What is expected — Lines holding the string "Science" are the ones to copy; find them all in the data.
***** Given records
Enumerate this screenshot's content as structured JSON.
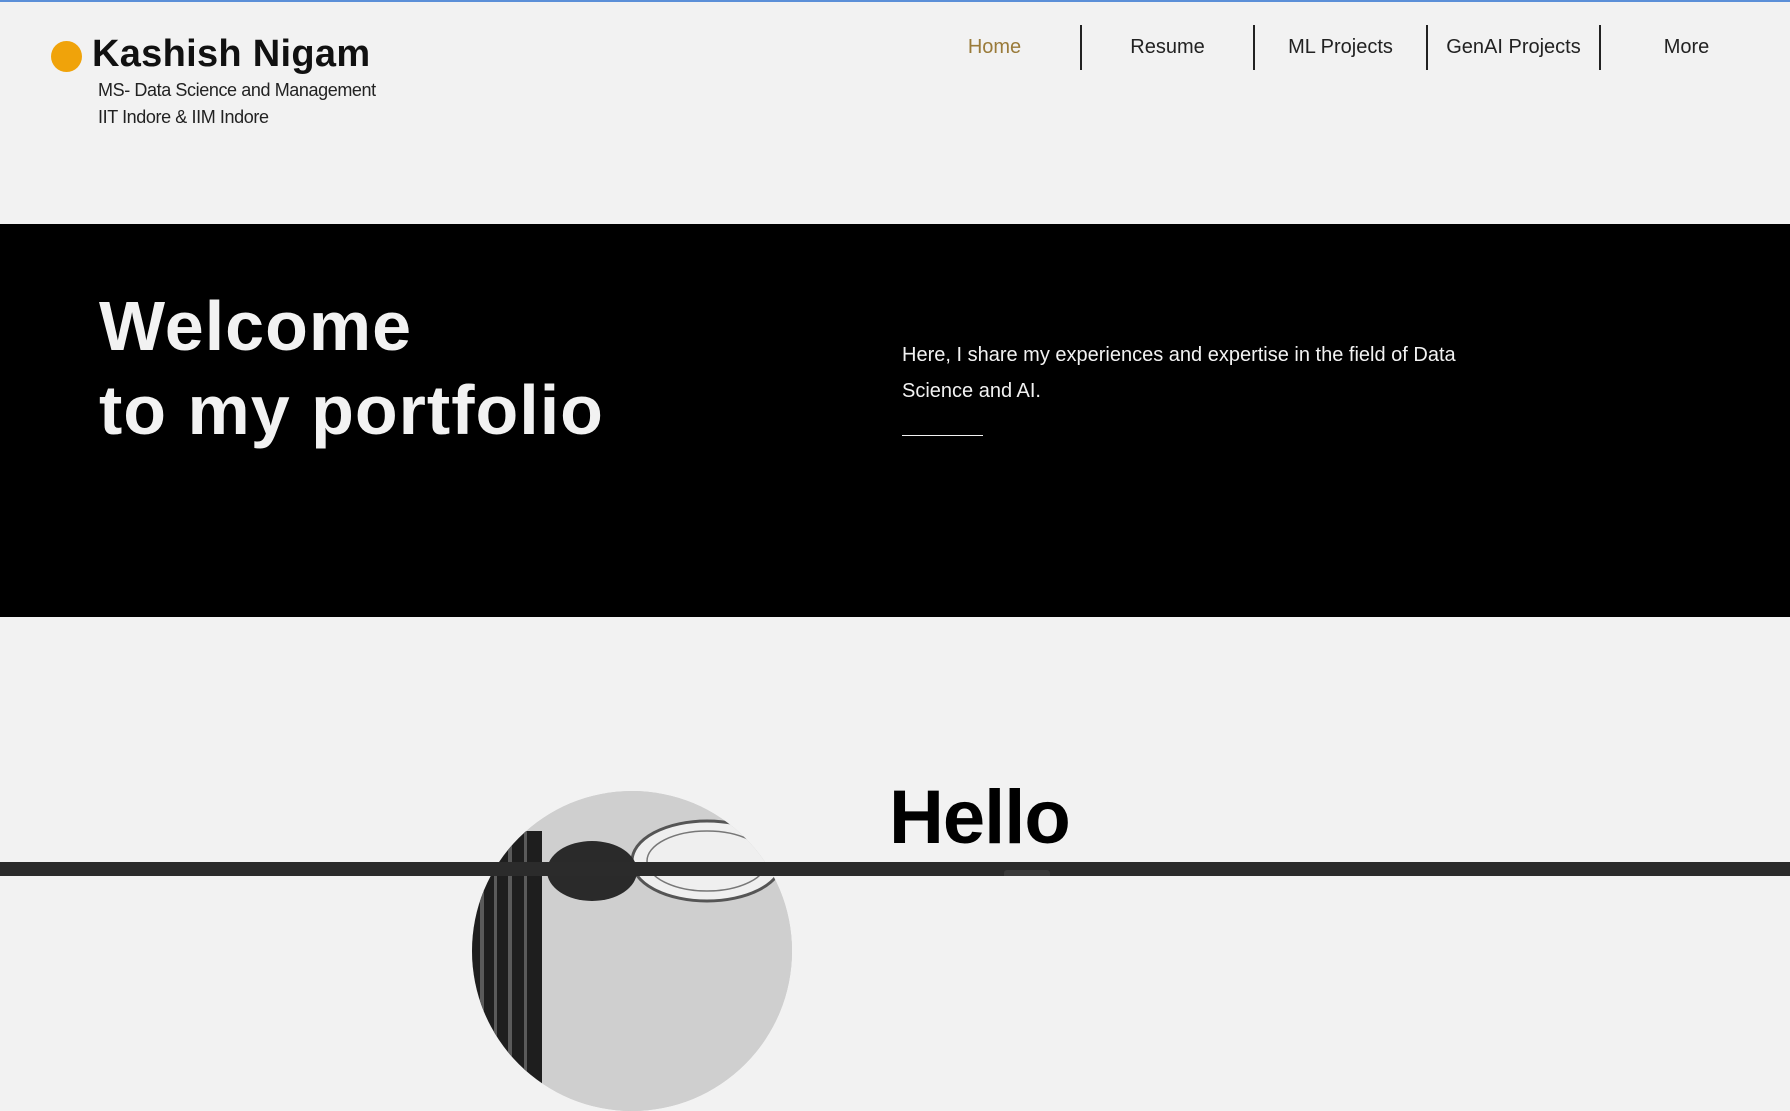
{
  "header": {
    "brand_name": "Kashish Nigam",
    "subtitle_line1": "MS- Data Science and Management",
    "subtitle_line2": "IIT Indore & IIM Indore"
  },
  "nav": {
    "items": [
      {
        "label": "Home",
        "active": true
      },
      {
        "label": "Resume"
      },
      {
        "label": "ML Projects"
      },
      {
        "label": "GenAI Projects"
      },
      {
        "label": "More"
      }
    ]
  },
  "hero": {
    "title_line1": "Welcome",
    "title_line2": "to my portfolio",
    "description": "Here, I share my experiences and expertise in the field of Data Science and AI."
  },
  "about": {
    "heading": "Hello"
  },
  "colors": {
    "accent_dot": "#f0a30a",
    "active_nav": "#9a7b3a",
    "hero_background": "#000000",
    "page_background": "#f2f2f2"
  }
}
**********
Exercise solution —
    "subtitle_line1": "MS- Data Science and Management",
    "description": "Here, I share my experiences and expertise in the field of Data Science and AI."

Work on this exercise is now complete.